EXERCISE GOAL: Find and copy every line in the records that includes the string "JSON".

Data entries
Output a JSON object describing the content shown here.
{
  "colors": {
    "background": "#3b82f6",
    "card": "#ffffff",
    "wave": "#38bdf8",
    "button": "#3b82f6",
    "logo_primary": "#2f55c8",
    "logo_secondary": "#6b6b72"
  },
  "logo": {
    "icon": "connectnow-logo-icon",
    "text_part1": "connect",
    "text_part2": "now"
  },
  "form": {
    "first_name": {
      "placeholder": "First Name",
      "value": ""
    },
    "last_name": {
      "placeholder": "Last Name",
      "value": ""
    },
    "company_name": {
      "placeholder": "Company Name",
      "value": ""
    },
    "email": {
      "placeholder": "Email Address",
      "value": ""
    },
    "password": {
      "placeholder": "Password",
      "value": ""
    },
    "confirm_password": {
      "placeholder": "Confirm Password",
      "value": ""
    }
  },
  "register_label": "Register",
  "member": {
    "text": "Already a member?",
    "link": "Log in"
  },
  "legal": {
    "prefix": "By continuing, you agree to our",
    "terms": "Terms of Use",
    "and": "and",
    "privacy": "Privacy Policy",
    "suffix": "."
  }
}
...
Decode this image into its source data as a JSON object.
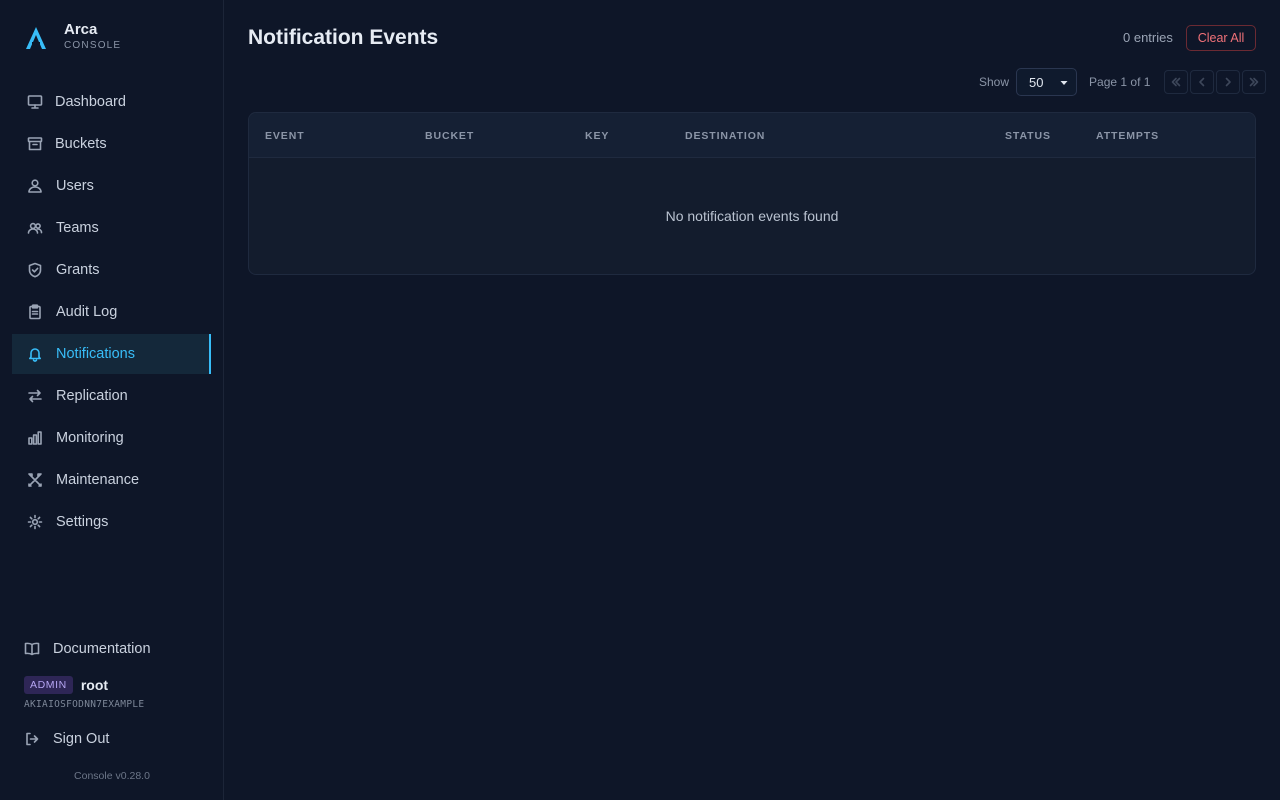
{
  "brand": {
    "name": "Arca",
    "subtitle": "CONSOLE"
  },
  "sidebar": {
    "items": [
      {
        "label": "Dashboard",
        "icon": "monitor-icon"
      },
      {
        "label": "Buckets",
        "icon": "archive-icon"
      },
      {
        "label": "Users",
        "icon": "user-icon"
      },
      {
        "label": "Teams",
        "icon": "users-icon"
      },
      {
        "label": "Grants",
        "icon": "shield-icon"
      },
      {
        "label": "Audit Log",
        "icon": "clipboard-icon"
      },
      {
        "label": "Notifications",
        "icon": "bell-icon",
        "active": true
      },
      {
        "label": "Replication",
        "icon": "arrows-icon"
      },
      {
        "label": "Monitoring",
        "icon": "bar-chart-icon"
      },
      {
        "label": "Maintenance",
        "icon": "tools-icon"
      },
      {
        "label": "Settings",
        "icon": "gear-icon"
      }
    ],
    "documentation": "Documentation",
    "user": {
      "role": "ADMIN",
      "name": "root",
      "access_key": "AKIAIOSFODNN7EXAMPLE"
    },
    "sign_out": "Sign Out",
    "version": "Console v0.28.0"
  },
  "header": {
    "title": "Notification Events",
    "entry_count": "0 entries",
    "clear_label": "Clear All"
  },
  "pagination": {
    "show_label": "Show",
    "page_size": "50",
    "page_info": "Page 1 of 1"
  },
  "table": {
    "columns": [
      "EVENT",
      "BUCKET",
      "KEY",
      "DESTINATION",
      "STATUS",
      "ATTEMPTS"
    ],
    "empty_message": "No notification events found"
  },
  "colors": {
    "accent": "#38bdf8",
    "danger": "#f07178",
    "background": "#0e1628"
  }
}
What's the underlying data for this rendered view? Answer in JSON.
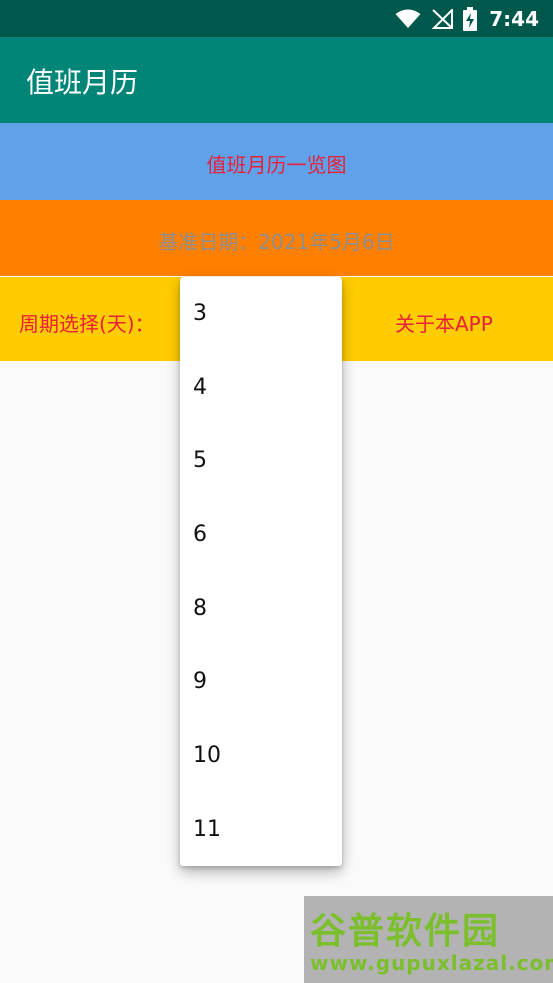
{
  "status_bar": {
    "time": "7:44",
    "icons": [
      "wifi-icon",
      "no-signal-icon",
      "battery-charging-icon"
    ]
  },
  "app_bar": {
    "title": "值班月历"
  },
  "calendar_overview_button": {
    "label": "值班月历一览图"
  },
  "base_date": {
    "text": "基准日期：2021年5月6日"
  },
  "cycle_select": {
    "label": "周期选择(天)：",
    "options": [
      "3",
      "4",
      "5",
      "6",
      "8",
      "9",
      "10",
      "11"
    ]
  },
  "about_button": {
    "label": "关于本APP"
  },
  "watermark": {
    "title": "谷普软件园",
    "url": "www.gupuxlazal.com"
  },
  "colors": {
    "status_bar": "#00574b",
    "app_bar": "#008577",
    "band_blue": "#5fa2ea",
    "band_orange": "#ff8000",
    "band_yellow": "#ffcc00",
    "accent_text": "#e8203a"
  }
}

OUTPUT OF THE EXERCISE:
Output a JSON object describing the content shown here.
Decode this image into its source data as a JSON object.
What's the underlying data for this rendered view? Answer in JSON.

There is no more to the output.